This lack of a legal definition and a professional consensus on assumption-setting methods may result in a range of assumptions far wider than for other accounting standards. However, consensus exists in some areas, as with the expected return on plan assets, while professionals differ in others, as on the discount rate.
Some assert that a market-related discount rate should be used to actualise the expected future payments and the DB obligation. This supports the IAS 19 approach where the discount rate is determine by reference to market yields at the balance sheet date on high-quality corporate bonds. Others believe that the market-related approach should be corrected given the financial instrumentation of the plan via the PPE and/or the SC/Ext.
The PGC says fair value should be used to calculate asset values. No methods are specified for PPEs and SC/Exts but despite the complexity and variety of SC/Ext contracts in the Spanish market, there is a general consensus that valuing PPE
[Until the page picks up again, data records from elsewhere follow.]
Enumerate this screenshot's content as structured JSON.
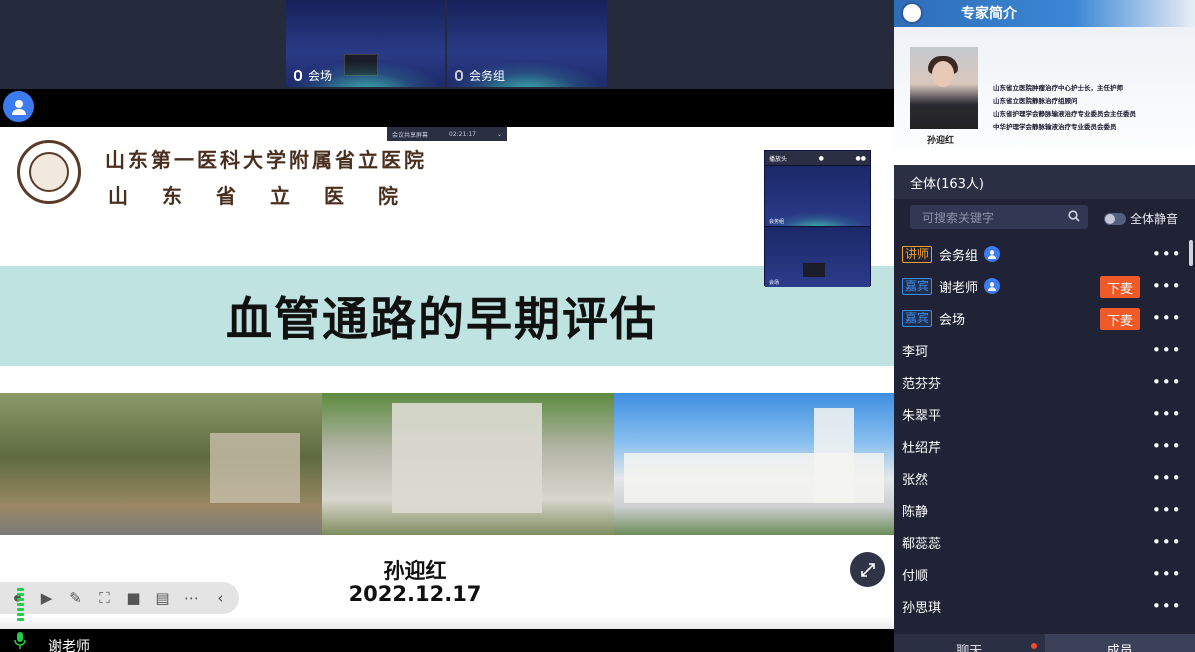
{
  "top_videos": [
    {
      "label": "会场"
    },
    {
      "label": "会务组"
    }
  ],
  "timer": "02:21:17",
  "timer_prefix": "会议共享屏幕",
  "slide": {
    "hospital_name_1": "山东第一医科大学附属省立医院",
    "hospital_name_2": "山东省立医院",
    "title": "血管通路的早期评估",
    "presenter": "孙迎红",
    "date": "2022.12.17"
  },
  "mini_video": {
    "header": "播放头",
    "cells": [
      {
        "label": "会务组"
      },
      {
        "label": "会场"
      }
    ]
  },
  "bottom_speaker": "谢老师",
  "panel": {
    "expert_title": "专家简介",
    "expert_name": "孙迎红",
    "expert_lines": [
      "山东省立医院肿瘤治疗中心护士长，主任护师",
      "山东省立医院静脉治疗组顾问",
      "山东省护理学会静脉输液治疗专业委员会主任委员",
      "中华护理学会静脉输液治疗专业委员会委员"
    ],
    "all_count": "全体(163人)",
    "search_placeholder": "可搜索关键字",
    "mute_all": "全体静音",
    "members": [
      {
        "role": "讲师",
        "role_type": "speaker",
        "name": "会务组",
        "icon": true,
        "action": ""
      },
      {
        "role": "嘉宾",
        "role_type": "guest",
        "name": "谢老师",
        "icon": true,
        "action": "下麦"
      },
      {
        "role": "嘉宾",
        "role_type": "guest",
        "name": "会场",
        "icon": false,
        "action": "下麦"
      },
      {
        "role": "",
        "role_type": "",
        "name": "李珂",
        "icon": false,
        "action": ""
      },
      {
        "role": "",
        "role_type": "",
        "name": "范芬芬",
        "icon": false,
        "action": ""
      },
      {
        "role": "",
        "role_type": "",
        "name": "朱翠平",
        "icon": false,
        "action": ""
      },
      {
        "role": "",
        "role_type": "",
        "name": "杜绍芹",
        "icon": false,
        "action": ""
      },
      {
        "role": "",
        "role_type": "",
        "name": "张然",
        "icon": false,
        "action": ""
      },
      {
        "role": "",
        "role_type": "",
        "name": "陈静",
        "icon": false,
        "action": ""
      },
      {
        "role": "",
        "role_type": "",
        "name": "郗蕊蕊",
        "icon": false,
        "action": ""
      },
      {
        "role": "",
        "role_type": "",
        "name": "付顺",
        "icon": false,
        "action": ""
      },
      {
        "role": "",
        "role_type": "",
        "name": "孙思琪",
        "icon": false,
        "action": ""
      }
    ],
    "more_label": "•••",
    "tabs": {
      "chat": "聊天",
      "members": "成员"
    }
  },
  "colors": {
    "accent": "#3c7bf0",
    "danger": "#f05a28",
    "speaker": "#f0a030"
  }
}
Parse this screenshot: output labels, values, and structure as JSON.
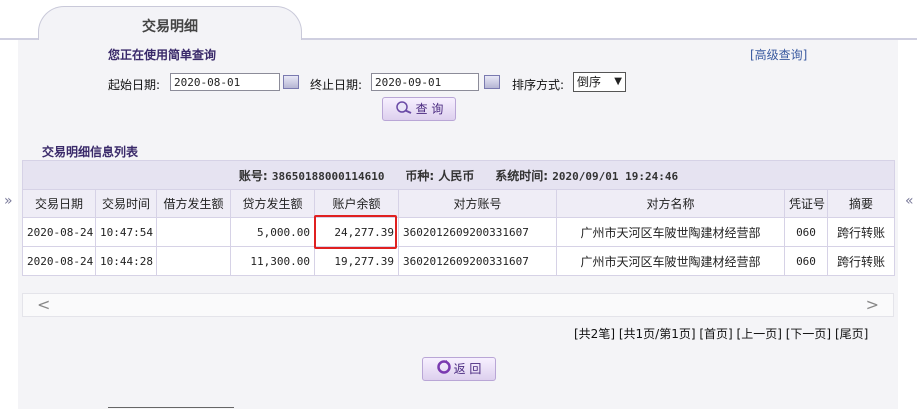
{
  "tab": {
    "title": "交易明细"
  },
  "query": {
    "mode_text": "您正在使用简单查询",
    "advanced_link": "[高级查询]",
    "start_label": "起始日期:",
    "start_value": "2020-08-01",
    "end_label": "终止日期:",
    "end_value": "2020-09-01",
    "sort_label": "排序方式:",
    "sort_value": "倒序",
    "search_button": "查 询"
  },
  "list": {
    "title": "交易明细信息列表",
    "account_info": {
      "account_label": "账号:",
      "account_value": "38650188000114610",
      "currency_label": "币种:",
      "currency_value": "人民币",
      "systime_label": "系统时间:",
      "systime_value": "2020/09/01 19:24:46"
    },
    "columns": [
      "交易日期",
      "交易时间",
      "借方发生额",
      "贷方发生额",
      "账户余额",
      "对方账号",
      "对方名称",
      "凭证号",
      "摘要"
    ],
    "rows": [
      [
        "2020-08-24",
        "10:47:54",
        "",
        "5,000.00",
        "24,277.39",
        "3602012609200331607",
        "广州市天河区车陂世陶建材经营部",
        "060",
        "跨行转账"
      ],
      [
        "2020-08-24",
        "10:44:28",
        "",
        "11,300.00",
        "19,277.39",
        "3602012609200331607",
        "广州市天河区车陂世陶建材经营部",
        "060",
        "跨行转账"
      ]
    ]
  },
  "scroll": {
    "left": "<",
    "right": ">"
  },
  "pager": {
    "total": "[共2笔]",
    "pages": "[共1页/第1页]",
    "first": "[首页]",
    "prev": "[上一页]",
    "next": "[下一页]",
    "last": "[尾页]"
  },
  "back_button": "返 回",
  "side": {
    "left": "»",
    "right": "«"
  }
}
and SC/Ext assets should be linked to market value. In some contracts the market value is corrected if the insured amounts exactly match the amount and timing of some or all of the benefits payable under the plan; the fair value of these insurance policies is deemed to be the present value of the related insured amounts calculated using same methods and assumptions as for the defined benefit obligation.
The PGC defines actuarial gains and losses as the result of fluctuations with reference to the corresponding anticipated values, in either the present value of a DB obligation or the fair value of any related plan assets. In contrast to IAS 19, gains and losses corresponding with post-retirement DB plans should immediately be recognised on the balance sheet in full during the year in which they arise under the PGC, but outside the profit and loss account through a performance statement called a statement of changes in equity.
The new PGC approach matches IAS 19 with regard to past service cost, and defines past service cost as the change in the DB obligation resulting from a plan amendment or introduction that considers prior employee service. The past service should be recognised over the period until the benefits concerned are vested.
Given these points, the net liability or assets to be recognised in the company balance sheet should be determined as plus present value of the obligation minus fair value of plan assets plus or minus past service to be recognised in later periods equals net liability/(asset) recognised in the company balance sheet.
On first adopting the PGC, a company should determine its net liability for DB plans and if the net liability is different from the existing liability on the company balance sheet the company should recognise the difference immediately through equity/hedge reserves.
The net periodic pension cost to be recognised in the profit and loss account will be calculated as plus service cost component plus interest cost component minus return on plan assets plus or minus past service cost component equals net periodic pension cost to be recognised in the P&L account.
When calculating the P&L charge for other long-term DB plans, the eventual actuarial gains and losses charge should be added to the net periodic pension cost. Each component of the net periodic pension cost should be shown in the company accounts. In addition, a reconciliation of assets and liabilities as well as detailed information about assets and its market value, commitments, assumptions and actuarial approach should be included.
Guillermo Ezcurra is a partner at the independent consultancy Aserplan and is responsible for the employee benefits business at the March UNIPSA subsidiary of Banca March group